- [Exercise aim]:
Could you repeat all of the entries below, character for character?

Data about app and page elements
= = = = = = =
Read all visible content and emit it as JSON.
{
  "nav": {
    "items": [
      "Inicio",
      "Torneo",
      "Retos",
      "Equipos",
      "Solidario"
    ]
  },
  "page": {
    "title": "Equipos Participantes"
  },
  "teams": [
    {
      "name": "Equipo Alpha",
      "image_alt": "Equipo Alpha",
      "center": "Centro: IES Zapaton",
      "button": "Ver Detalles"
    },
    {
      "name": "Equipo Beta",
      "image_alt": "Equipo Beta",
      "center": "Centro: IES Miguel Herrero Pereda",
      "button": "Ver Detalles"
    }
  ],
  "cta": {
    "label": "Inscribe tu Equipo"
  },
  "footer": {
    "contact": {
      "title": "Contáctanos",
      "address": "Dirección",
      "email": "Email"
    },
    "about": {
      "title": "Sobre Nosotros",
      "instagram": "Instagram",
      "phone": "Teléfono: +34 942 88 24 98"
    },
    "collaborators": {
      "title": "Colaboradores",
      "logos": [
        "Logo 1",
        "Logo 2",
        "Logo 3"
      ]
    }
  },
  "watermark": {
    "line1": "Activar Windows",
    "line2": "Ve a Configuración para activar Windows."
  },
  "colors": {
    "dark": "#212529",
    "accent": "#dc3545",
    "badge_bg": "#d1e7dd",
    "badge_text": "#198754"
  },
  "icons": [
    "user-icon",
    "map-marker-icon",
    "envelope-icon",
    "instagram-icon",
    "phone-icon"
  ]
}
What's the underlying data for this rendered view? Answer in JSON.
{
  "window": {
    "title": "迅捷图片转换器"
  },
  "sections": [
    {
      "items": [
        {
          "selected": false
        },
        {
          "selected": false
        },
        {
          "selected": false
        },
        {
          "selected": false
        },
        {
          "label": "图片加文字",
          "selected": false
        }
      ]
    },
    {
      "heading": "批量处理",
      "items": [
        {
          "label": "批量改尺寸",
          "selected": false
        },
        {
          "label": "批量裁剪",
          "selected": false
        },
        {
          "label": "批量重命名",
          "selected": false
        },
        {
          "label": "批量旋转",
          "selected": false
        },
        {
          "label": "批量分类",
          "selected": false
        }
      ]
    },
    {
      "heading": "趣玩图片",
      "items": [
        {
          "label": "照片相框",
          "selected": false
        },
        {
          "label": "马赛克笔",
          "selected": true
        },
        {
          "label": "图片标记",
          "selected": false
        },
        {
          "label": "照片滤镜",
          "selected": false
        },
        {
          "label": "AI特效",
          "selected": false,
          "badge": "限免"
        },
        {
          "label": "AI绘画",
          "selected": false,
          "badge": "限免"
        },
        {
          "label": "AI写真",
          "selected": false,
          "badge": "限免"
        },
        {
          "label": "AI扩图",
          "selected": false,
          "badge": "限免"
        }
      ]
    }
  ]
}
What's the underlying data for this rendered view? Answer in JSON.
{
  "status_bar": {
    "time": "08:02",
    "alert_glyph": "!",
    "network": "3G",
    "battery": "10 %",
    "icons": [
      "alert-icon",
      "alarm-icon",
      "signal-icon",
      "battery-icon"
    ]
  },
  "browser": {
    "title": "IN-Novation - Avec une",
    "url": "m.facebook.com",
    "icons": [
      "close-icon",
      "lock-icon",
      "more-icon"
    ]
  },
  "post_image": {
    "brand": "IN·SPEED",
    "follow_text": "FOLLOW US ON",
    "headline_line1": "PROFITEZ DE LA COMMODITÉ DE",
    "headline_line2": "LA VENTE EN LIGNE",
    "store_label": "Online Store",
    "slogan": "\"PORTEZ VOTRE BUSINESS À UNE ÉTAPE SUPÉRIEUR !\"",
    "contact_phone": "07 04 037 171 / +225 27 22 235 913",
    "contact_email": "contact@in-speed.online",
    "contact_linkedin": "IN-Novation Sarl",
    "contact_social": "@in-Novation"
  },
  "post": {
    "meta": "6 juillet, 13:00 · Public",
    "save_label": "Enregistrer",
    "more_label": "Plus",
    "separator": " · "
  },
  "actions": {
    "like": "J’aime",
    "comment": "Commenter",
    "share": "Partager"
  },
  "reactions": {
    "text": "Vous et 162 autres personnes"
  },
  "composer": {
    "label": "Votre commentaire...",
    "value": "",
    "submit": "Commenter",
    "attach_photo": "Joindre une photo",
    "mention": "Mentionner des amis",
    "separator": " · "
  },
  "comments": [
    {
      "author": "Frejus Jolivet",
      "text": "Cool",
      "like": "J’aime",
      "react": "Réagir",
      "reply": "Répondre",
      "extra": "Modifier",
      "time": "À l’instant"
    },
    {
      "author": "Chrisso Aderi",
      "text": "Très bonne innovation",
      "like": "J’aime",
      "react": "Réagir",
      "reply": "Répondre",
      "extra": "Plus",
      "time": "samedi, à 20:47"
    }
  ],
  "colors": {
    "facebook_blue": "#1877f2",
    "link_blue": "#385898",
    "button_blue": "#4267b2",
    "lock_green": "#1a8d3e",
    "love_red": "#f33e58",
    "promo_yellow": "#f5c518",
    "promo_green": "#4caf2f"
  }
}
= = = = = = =
- [Result]:
Read all visible content and emit it as JSON.
{
  "nav": {
    "items": [
      "Inicio",
      "Torneo",
      "Retos",
      "Equipos",
      "Solidario"
    ]
  },
  "page": {
    "title": "Equipos Participantes"
  },
  "teams": [
    {
      "name": "Equipo Alpha",
      "image_alt": "Equipo Alpha",
      "center": "Centro: IES Zapaton",
      "button": "Ver Detalles"
    },
    {
      "name": "Equipo Beta",
      "image_alt": "Equipo Beta",
      "center": "Centro: IES Miguel Herrero Pereda",
      "button": "Ver Detalles"
    }
  ],
  "cta": {
    "label": "Inscribe tu Equipo"
  },
  "footer": {
    "contact": {
      "title": "Contáctanos",
      "address": "Dirección",
      "email": "Email"
    },
    "about": {
      "title": "Sobre Nosotros",
      "instagram": "Instagram",
      "phone": "Teléfono: +34 942 88 24 98"
    },
    "collaborators": {
      "title": "Colaboradores",
      "logos": [
        "Logo 1",
        "Logo 2",
        "Logo 3"
      ]
    }
  },
  "watermark": {
    "line1": "Activar Windows",
    "line2": "Ve a Configuración para activar Windows."
  },
  "colors": {
    "dark": "#212529",
    "accent": "#dc3545",
    "badge_bg": "#d1e7dd",
    "badge_text": "#198754"
  },
  "icons": [
    "user-icon",
    "map-marker-icon",
    "envelope-icon",
    "instagram-icon",
    "phone-icon"
  ]
}
What's the underlying data for this rendered view? Answer in JSON.
{
  "window": {
    "title": "迅捷图片转换器"
  },
  "sections": [
    {
      "items": [
        {
          "selected": false
        },
        {
          "selected": false
        },
        {
          "selected": false
        },
        {
          "selected": false
        },
        {
          "label": "图片加文字",
          "selected": false
        }
      ]
    },
    {
      "heading": "批量处理",
      "items": [
        {
          "label": "批量改尺寸",
          "selected": false
        },
        {
          "label": "批量裁剪",
          "selected": false
        },
        {
          "label": "批量重命名",
          "selected": false
        },
        {
          "label": "批量旋转",
          "selected": false
        },
        {
          "label": "批量分类",
          "selected": false
        }
      ]
    },
    {
      "heading": "趣玩图片",
      "items": [
        {
          "label": "照片相框",
          "selected": false
        },
        {
          "label": "马赛克笔",
          "selected": true
        },
        {
          "label": "图片标记",
          "selected": false
        },
        {
          "label": "照片滤镜",
          "selected": false
        },
        {
          "label": "AI特效",
          "selected": false,
          "badge": "限免"
        },
        {
          "label": "AI绘画",
          "selected": false,
          "badge": "限免"
        },
        {
          "label": "AI写真",
          "selected": false,
          "badge": "限免"
        },
        {
          "label": "AI扩图",
          "selected": false,
          "badge": "限免"
        }
      ]
    }
  ]
}
What's the underlying data for this rendered view? Answer in JSON.
{
  "status_bar": {
    "time": "08:02",
    "alert_glyph": "!",
    "network": "3G",
    "battery": "10 %",
    "icons": [
      "alert-icon",
      "alarm-icon",
      "signal-icon",
      "battery-icon"
    ]
  },
  "browser": {
    "title": "IN-Novation - Avec une",
    "url": "m.facebook.com",
    "icons": [
      "close-icon",
      "lock-icon",
      "more-icon"
    ]
  },
  "post_image": {
    "brand": "IN·SPEED",
    "follow_text": "FOLLOW US ON",
    "headline_line1": "PROFITEZ DE LA COMMODITÉ DE",
    "headline_line2": "LA VENTE EN LIGNE",
    "store_label": "Online Store",
    "slogan": "\"PORTEZ VOTRE BUSINESS À UNE ÉTAPE SUPÉRIEUR !\"",
    "contact_phone": "07 04 037 171 / +225 27 22 235 913",
    "contact_email": "contact@in-speed.online",
    "contact_linkedin": "IN-Novation Sarl",
    "contact_social": "@in-Novation"
  },
  "post": {
    "meta": "6 juillet, 13:00 · Public",
    "save_label": "Enregistrer",
    "more_label": "Plus",
    "separator": " · "
  },
  "actions": {
    "like": "J’aime",
    "comment": "Commenter",
    "share": "Partager"
  },
  "reactions": {
    "text": "Vous et 162 autres personnes"
  },
  "composer": {
    "label": "Votre commentaire...",
    "value": "",
    "submit": "Commenter",
    "attach_photo": "Joindre une photo",
    "mention": "Mentionner des amis",
    "separator": " · "
  },
  "comments": [
    {
      "author": "Frejus Jolivet",
      "text": "Cool",
      "like": "J’aime",
      "react": "Réagir",
      "reply": "Répondre",
      "extra": "Modifier",
      "time": "À l’instant"
    },
    {
      "author": "Chrisso Aderi",
      "text": "Très bonne innovation",
      "like": "J’aime",
      "react": "Réagir",
      "reply": "Répondre",
      "extra": "Plus",
      "time": "samedi, à 20:47"
    }
  ],
  "colors": {
    "facebook_blue": "#1877f2",
    "link_blue": "#385898",
    "button_blue": "#4267b2",
    "lock_green": "#1a8d3e",
    "love_red": "#f33e58",
    "promo_yellow": "#f5c518",
    "promo_green": "#4caf2f"
  }
}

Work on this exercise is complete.